Return every line of the data that contains the string "heading".
= = = = =
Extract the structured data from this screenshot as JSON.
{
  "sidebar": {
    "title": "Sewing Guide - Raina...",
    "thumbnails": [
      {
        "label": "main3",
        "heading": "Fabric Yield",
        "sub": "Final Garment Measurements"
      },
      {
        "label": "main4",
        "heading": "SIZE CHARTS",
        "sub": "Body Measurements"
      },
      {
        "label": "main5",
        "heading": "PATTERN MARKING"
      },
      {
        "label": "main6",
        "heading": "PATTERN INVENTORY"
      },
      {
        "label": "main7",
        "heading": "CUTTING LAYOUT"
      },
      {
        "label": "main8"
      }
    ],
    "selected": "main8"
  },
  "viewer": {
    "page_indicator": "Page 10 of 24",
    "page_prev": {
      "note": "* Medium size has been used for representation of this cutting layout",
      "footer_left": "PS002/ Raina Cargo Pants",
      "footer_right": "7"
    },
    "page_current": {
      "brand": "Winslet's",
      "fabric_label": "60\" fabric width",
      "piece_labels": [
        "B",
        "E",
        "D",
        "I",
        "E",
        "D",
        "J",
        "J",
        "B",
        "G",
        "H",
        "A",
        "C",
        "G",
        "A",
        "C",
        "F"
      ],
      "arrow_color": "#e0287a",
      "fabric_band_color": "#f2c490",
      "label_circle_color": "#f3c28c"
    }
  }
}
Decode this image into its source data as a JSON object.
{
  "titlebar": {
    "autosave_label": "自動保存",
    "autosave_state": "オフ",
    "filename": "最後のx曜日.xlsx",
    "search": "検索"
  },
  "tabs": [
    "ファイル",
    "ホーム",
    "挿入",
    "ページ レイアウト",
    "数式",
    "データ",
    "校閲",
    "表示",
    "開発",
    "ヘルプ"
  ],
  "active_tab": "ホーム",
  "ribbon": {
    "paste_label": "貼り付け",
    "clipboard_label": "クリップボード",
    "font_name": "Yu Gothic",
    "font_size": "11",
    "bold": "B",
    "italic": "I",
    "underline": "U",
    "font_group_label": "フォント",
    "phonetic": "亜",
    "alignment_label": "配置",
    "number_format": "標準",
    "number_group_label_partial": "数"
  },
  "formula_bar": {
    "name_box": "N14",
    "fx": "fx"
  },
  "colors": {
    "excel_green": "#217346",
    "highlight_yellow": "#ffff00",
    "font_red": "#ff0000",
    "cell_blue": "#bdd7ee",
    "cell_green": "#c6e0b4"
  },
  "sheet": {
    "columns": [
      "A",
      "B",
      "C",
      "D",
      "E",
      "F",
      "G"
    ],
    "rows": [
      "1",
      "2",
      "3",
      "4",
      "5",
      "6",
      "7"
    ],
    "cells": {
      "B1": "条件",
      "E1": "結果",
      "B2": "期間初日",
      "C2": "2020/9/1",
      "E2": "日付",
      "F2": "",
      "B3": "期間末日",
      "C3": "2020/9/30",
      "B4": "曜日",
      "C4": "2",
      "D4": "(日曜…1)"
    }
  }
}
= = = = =
- [Problem solution]
        "heading": "Fabric Yield",
        "heading": "SIZE CHARTS",
        "heading": "PATTERN MARKING"
        "heading": "PATTERN INVENTORY"
        "heading": "CUTTING LAYOUT"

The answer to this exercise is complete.